What to work on: Each of the following records is to be printed verbatim.
[Opening Information provided section]
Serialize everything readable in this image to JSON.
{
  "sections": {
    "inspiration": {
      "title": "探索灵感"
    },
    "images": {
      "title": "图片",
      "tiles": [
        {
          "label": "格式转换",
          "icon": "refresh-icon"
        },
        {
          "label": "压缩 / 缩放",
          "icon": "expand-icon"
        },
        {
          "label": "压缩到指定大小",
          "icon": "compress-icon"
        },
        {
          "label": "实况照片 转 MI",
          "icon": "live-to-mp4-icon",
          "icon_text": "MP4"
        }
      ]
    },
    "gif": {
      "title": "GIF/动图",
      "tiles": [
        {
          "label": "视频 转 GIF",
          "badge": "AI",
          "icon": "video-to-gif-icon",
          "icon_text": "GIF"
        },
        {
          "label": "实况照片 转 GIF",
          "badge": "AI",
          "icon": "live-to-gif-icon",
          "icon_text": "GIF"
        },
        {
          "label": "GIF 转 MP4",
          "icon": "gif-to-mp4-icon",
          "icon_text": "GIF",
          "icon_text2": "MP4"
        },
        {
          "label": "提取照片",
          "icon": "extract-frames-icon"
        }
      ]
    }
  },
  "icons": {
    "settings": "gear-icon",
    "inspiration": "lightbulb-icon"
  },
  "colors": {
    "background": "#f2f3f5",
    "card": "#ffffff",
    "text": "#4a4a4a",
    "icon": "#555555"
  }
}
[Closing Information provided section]
Output of the task:
Serialize everything readable in this image to JSON.
{
  "sections": {
    "inspiration": {
      "title": "探索灵感"
    },
    "images": {
      "title": "图片",
      "tiles": [
        {
          "label": "格式转换",
          "icon": "refresh-icon"
        },
        {
          "label": "压缩 / 缩放",
          "icon": "expand-icon"
        },
        {
          "label": "压缩到指定大小",
          "icon": "compress-icon"
        },
        {
          "label": "实况照片 转 MI",
          "icon": "live-to-mp4-icon",
          "icon_text": "MP4"
        }
      ]
    },
    "gif": {
      "title": "GIF/动图",
      "tiles": [
        {
          "label": "视频 转 GIF",
          "badge": "AI",
          "icon": "video-to-gif-icon",
          "icon_text": "GIF"
        },
        {
          "label": "实况照片 转 GIF",
          "badge": "AI",
          "icon": "live-to-gif-icon",
          "icon_text": "GIF"
        },
        {
          "label": "GIF 转 MP4",
          "icon": "gif-to-mp4-icon",
          "icon_text": "GIF",
          "icon_text2": "MP4"
        },
        {
          "label": "提取照片",
          "icon": "extract-frames-icon"
        }
      ]
    }
  },
  "icons": {
    "settings": "gear-icon",
    "inspiration": "lightbulb-icon"
  },
  "colors": {
    "background": "#f2f3f5",
    "card": "#ffffff",
    "text": "#4a4a4a",
    "icon": "#555555"
  }
}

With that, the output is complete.